Based on the existing temporary guidance, the following strategies will maximize the deductibility of a private aircraft’s operating costs for income tax purposes:
- Specified individuals should maximize trips “primarily for business” and include personal use immediately before or after the business portion of the trip.
- The number of family members invited on board should be kept to a minimum because their travel will almost always result in disallowance of otherwise deductible costs.
- Defer expensive repairs to years of low entertainment use.
- Deadhead flights after a specified individual has taken a long flight for entertainment purposes should be avoided at all costs.
- Since aircraft are listed property, entertainment use by specified individuals should be kept below 50% to avoid recapture of excess accelerated depreciation over straight line.
- If a taxpayer wishes to share ownership of the plane, structuring it as a joint ownership instead of as a separate passthrough entity will avoid being tainted by other owners’ entertainment use.

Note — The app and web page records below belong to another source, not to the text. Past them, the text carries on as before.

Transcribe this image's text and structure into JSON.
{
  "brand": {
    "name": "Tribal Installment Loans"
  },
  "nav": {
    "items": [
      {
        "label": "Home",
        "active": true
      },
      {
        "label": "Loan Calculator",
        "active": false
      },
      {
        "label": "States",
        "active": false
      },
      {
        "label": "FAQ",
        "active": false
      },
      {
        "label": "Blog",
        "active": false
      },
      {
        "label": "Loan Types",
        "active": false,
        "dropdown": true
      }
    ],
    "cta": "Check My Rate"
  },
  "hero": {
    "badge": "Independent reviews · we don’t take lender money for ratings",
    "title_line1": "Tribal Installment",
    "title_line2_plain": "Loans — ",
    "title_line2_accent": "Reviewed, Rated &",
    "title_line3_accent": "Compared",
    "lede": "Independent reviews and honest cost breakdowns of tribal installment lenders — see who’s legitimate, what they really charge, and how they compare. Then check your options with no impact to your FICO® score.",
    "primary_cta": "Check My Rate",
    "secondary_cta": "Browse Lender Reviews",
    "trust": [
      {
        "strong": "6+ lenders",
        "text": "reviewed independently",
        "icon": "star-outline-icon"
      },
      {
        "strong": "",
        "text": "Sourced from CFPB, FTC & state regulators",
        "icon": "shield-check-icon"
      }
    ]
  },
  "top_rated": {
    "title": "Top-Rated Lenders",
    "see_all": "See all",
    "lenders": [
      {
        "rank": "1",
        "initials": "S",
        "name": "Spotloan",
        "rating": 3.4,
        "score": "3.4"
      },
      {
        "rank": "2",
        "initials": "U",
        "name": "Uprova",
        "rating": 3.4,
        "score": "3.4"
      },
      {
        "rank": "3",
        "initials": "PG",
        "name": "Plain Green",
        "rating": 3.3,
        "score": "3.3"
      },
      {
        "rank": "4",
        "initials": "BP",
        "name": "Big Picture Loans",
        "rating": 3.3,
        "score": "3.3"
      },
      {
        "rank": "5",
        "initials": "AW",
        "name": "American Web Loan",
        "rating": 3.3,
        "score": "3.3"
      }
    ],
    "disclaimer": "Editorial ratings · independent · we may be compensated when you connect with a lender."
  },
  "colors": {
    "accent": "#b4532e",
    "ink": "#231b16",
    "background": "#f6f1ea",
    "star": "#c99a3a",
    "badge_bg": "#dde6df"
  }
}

- In most cases, taxpayers should elect straight-line depreciation for the limitation calculation.
- Taxpayers should consider chartering their aircraft to a flight school or to other unrelated third parties in periods of the owner’s reduced use.
In addition, since the personal or entertainment use provided to em-ployees (or independent contractors) who are not specified individuals is not limited, rewarding a high-performing employee who is not an officer or director with a trip on the private jet (and including the value of the trip in his or her compensation) will increase the numerator of the allowed occupied seat hours or miles, or the allowed per capita flight miles or hours, and thereby the total deductible expenses for the year. Such a strategy, however, could be challenged if the IRS broadly interprets the definition of persons flying “by virtue of a relationship with a specified individual” to include employees. It seems that if Congress intended to include employees in the definition of specified individuals, the Code itself would have reflected such intent. The final regulations should clarify whether employees and independent contractors with a business relationship with specified individuals are excluded from the above definition.
While the Service’s temporary guidance is helpful, additional clarification is needed as noted in this item. Despite the ambiguities, it appears that with some planning, the bulk of aircraft operating costs can be deductible.